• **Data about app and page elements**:
*** Begin section ***

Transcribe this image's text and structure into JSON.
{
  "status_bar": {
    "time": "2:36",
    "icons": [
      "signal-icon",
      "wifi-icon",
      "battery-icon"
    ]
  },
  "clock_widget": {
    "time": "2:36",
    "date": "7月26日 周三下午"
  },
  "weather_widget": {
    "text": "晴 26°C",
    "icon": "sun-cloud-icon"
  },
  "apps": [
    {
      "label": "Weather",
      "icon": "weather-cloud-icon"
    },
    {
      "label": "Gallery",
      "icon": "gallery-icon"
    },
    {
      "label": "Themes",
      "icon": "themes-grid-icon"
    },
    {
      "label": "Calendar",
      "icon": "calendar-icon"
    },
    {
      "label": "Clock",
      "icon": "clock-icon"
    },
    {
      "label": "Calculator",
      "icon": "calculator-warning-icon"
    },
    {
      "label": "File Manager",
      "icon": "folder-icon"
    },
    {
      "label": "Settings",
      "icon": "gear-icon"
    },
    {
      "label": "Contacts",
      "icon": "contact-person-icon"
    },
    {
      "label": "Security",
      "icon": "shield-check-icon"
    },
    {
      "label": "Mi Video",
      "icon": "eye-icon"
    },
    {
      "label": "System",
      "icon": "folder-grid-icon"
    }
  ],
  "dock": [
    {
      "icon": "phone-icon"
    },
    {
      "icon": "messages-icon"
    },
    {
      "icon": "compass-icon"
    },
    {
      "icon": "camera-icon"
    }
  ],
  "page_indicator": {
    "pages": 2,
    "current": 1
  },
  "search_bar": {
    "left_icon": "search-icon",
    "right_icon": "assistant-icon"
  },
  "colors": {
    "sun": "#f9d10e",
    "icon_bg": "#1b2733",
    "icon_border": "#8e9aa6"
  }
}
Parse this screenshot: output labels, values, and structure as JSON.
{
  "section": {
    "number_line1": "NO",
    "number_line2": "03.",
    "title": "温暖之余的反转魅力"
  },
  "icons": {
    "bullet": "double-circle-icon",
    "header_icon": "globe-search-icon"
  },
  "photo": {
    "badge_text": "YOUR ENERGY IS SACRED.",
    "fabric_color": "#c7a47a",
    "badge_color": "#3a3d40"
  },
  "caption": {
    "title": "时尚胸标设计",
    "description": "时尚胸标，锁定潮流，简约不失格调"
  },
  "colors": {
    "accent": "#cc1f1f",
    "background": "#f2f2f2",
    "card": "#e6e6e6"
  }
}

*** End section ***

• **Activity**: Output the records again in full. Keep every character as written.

• **Finished task**:
Transcribe this image's text and structure into JSON.
{
  "status_bar": {
    "time": "2:36",
    "icons": [
      "signal-icon",
      "wifi-icon",
      "battery-icon"
    ]
  },
  "clock_widget": {
    "time": "2:36",
    "date": "7月26日 周三下午"
  },
  "weather_widget": {
    "text": "晴 26°C",
    "icon": "sun-cloud-icon"
  },
  "apps": [
    {
      "label": "Weather",
      "icon": "weather-cloud-icon"
    },
    {
      "label": "Gallery",
      "icon": "gallery-icon"
    },
    {
      "label": "Themes",
      "icon": "themes-grid-icon"
    },
    {
      "label": "Calendar",
      "icon": "calendar-icon"
    },
    {
      "label": "Clock",
      "icon": "clock-icon"
    },
    {
      "label": "Calculator",
      "icon": "calculator-warning-icon"
    },
    {
      "label": "File Manager",
      "icon": "folder-icon"
    },
    {
      "label": "Settings",
      "icon": "gear-icon"
    },
    {
      "label": "Contacts",
      "icon": "contact-person-icon"
    },
    {
      "label": "Security",
      "icon": "shield-check-icon"
    },
    {
      "label": "Mi Video",
      "icon": "eye-icon"
    },
    {
      "label": "System",
      "icon": "folder-grid-icon"
    }
  ],
  "dock": [
    {
      "icon": "phone-icon"
    },
    {
      "icon": "messages-icon"
    },
    {
      "icon": "compass-icon"
    },
    {
      "icon": "camera-icon"
    }
  ],
  "page_indicator": {
    "pages": 2,
    "current": 1
  },
  "search_bar": {
    "left_icon": "search-icon",
    "right_icon": "assistant-icon"
  },
  "colors": {
    "sun": "#f9d10e",
    "icon_bg": "#1b2733",
    "icon_border": "#8e9aa6"
  }
}
Parse this screenshot: output labels, values, and structure as JSON.
{
  "section": {
    "number_line1": "NO",
    "number_line2": "03.",
    "title": "温暖之余的反转魅力"
  },
  "icons": {
    "bullet": "double-circle-icon",
    "header_icon": "globe-search-icon"
  },
  "photo": {
    "badge_text": "YOUR ENERGY IS SACRED.",
    "fabric_color": "#c7a47a",
    "badge_color": "#3a3d40"
  },
  "caption": {
    "title": "时尚胸标设计",
    "description": "时尚胸标，锁定潮流，简约不失格调"
  },
  "colors": {
    "accent": "#cc1f1f",
    "background": "#f2f2f2",
    "card": "#e6e6e6"
  }
}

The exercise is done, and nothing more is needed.